I wrote in 2005 that I thought the biggest change of that year was the growing bifurcation of the gaming industry, with older manufacturers starting to back off of the gamer’s market while newer manufacturers were going for the more complex side of things.
I’m happy to say that, if 2006 is any judge, that was a short-term trend. Hans im Gluck, Alea, Kosmos, and others all put out more serious games this year, suggesting that either 2005 was an anomoly or else a misstep; though mainstream German publishers will probably never again publish games like those seen at the height of 2000 or so, they’ve definitely returned to a level that will make many of us happy if Blue Moon City, Augsburg 1520, On the Underground, and others are any predictor of the future.
And for 2006, if I noted any general trend, it would be the growing importance of the American side of the gaming industry.

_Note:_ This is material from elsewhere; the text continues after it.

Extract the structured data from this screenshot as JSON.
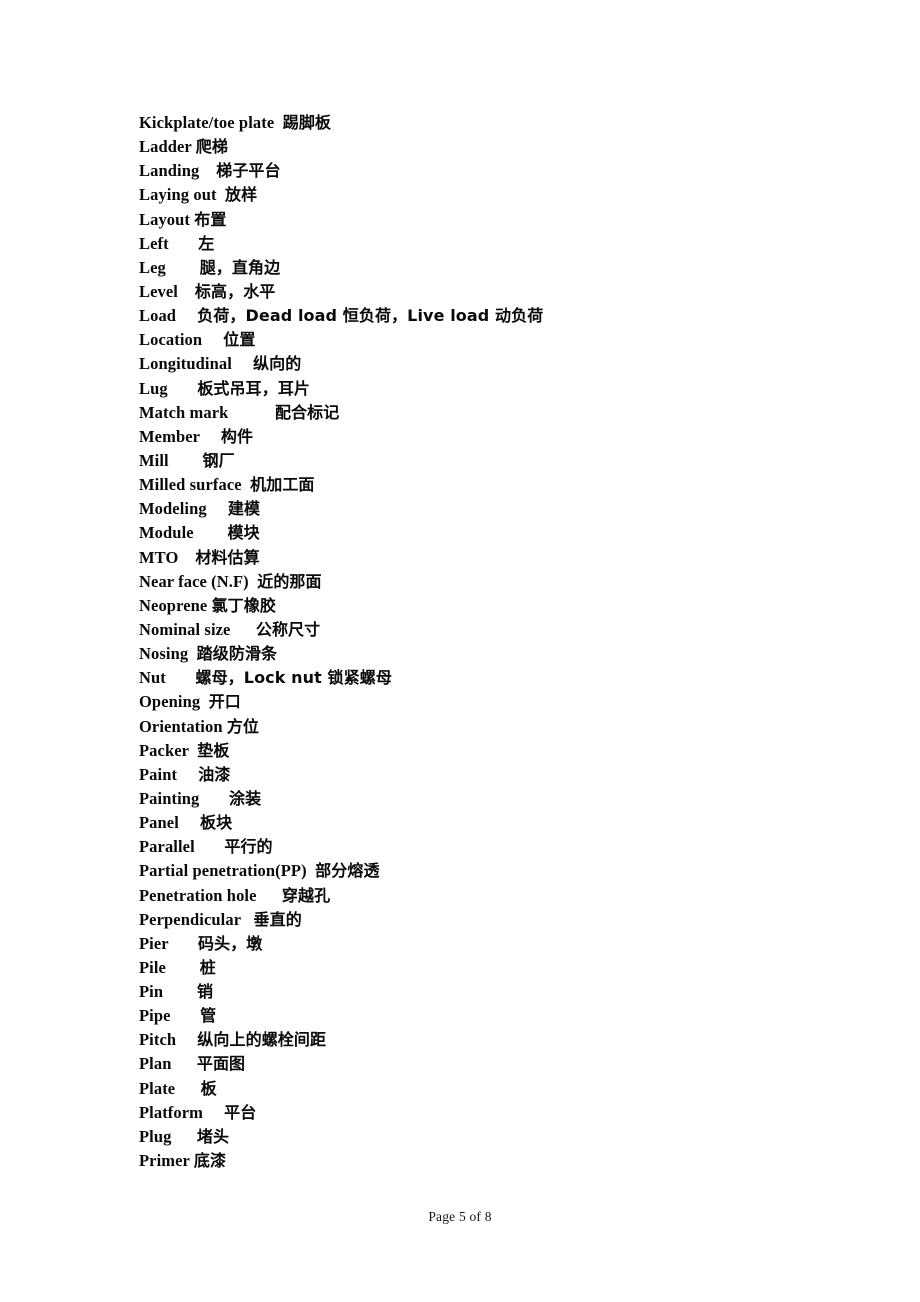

Days of Wonder and Fantasy Flight Games together embody that strength and seem to both have done quite well, as I’ll discuss more later. However we also saw smaller publishers like Atlas Games put out some very German games, and even Mattel gave it a shot. Only the bankruptcy of Eagle Games suggested any downward trend in the American rise of designer games, and I suspect that was an anomoly itself, the result of Eagle’s investments in Poker, not board games.
There are, over the gaming year, five different major awards. The first two are the German awards, the SdJ and the DSP. Then there’s the RPG industry award (the Origins) and finally the American mass-market award (the Games 100). It’s pretty easy to pigeon-hole each of these:
The SdJ is a German award for a casual or family game.
The DSP is likewise a German award for more serious games, though the results have been getting more casual as they’ve started to let the masses vote.
The Origins board & card game awards are, first of all, more beauty contests than anything else — where people vote on companies as much as products. In addition they tend to award American take-that style play. If you’re looking for a new Munchkin, look here. (Since splitting into the Origins award & Choice awards, Origins proper has gotten somewhat better, while the Choice awards continue to be about what you’d expect.)
The Games 100 are a very eclectic mix, centering on ultra-casual strategy-light games that’ll appeal to the (American) mass market, but extending somewhat to more gamist games, thanks primarily to the fact that they get to name 100 picks.
… and then there’s the IGA, the International Gamer Awards.
The Eurogaming year is centered on two points. Toward the end of the year we get the huge consumer show at Essen, and then in February we get the Nurnburg Toy Fair. Nurnberg is a different sort of show than Essen. It’s not open to the public, and there are more prototypes shown off, which might not become actual games for many months. Nonetheless, there’s cool stuff to be seen.
Last year in October I wrote about the newest releases at Essen, and now I’m going to follow that up with Nurnberg ’06: a look at a new set of games that may be making their way to us between now and … next Essen. As before, I’ve picked my top ten, mostly focusing on gamer’s games, with my top contenders marked with a star(*).
I should note that, as I commented on in my year-end round-up, much of the gaming fare continues to get lighter. Many of the games I selected are on the light-to-medium side of things, and many designers who have done heavier work in the past are emphasizing lighter games now. Over at BoardGameNews, a translated Nurnberg report seems to make the same point. Continue reading →